Shin Bet is the highly secret, highly powerful intelligence arm of the Israeli security service. Six living chiefs of the department exist, and they have never spoken until now. For his Oscar-nominated film 'The Gatekeepers', director Droh Moreh got them all to talk about Israel's war on terrorism, and why they no longer believe it's the solution.
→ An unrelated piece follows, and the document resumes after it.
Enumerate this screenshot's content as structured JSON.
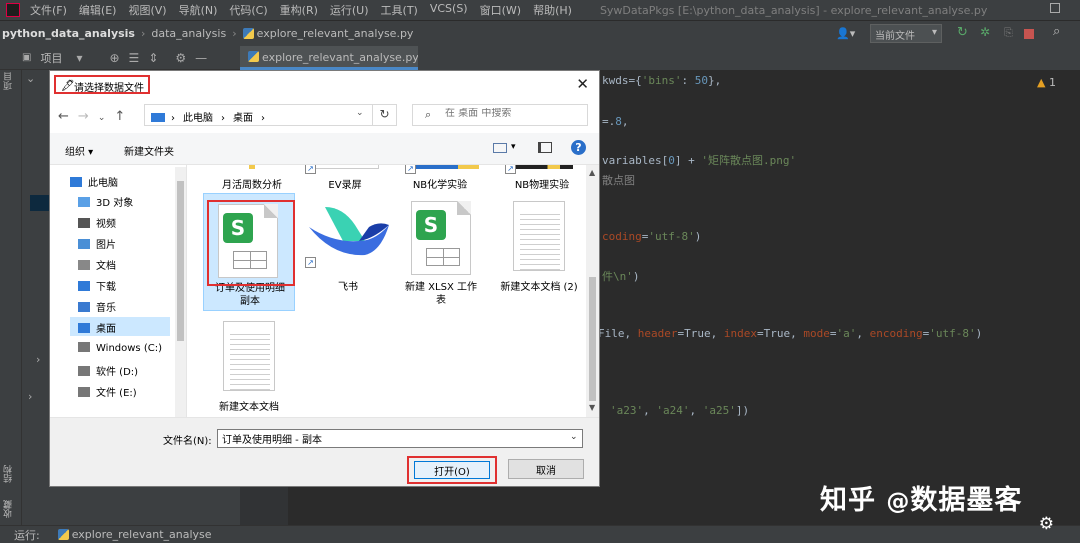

How did he persuade them to speak?
"When you're speaking to men who have been keeping secrets all their lives, the task becomes one of getting them to stop," he laughs.
These six men have never spoken in public before, and have much to say about the past and the future
"There were moments when they tried to justify themselves, explain their actions but, at the end of the day, they came to the film because they had spent the better part of their lives protecting the state of Israel and none of them believe it brought Israel into a better reality.
"So when they are speaking, they're really saying, 'enough of the occupation, it's bad for Israel.'"
According to Moreh, these six men hold unexplained grudges against each other, although they all share an admiration for the oldest of their number, the implacable Avraham Shalom. So what do they have in common?
"They are practical people, they are not illusional," explains Moreh. "Each of them was asked by the prime minister to lead Shin Bet, because they were considered the best soldier at the time.
"They see they used every measure of force to suppress terror, they have been there, they were in the elbow of each prime minister, giving advice and seeing incompetence or whatever.
"And they love Israel. All of them are the biggest patriots of the state of Israel."
None of the six men are hopeful that there is a solution for Israel with the current policies in place
'The Gatekeepers' is a powerful film, with all six men chilling in this practicalism, but almost poetic in their aspirations, interspersed with footage of the modern history of Israel.
"The mission was to move people, to challenge the basic concept of Israelis," muses Moreh.
"The message is that you cannot win a war with only tactical or forceful or intelligence or army methods. You have to deal with it politically and go to the roots of the conflict - I'm not saying it's possible, but you have to TRY. Without it, you are looking at a cycle of violence. Maybe it's not solvable, but the intention should be there. You have to solve these disputes from the bottom up, and not try to put a plaster on a big wound."
Moreh is evidently a passionate activist for change himself, something he proudly claims, but admits he feels bleaker about the prospect for peace than he did before.
"These men see the solution, but they also see the fallibility of the leaders on both sides, who don't have it within themselves.
"Those who had it within themselves were either assassinated (Yitzhak Rabin) or taken away (Ariel Sharon, with a debilitating stroke).
"Only Sharon could carry the burden on his very wide shoulders, he could take away the boulders because he built them. But those people weren't able to finish their jobs."'The Gatekeepers' is on limited release in the UK from Friday 12 April. Watch the trailer below...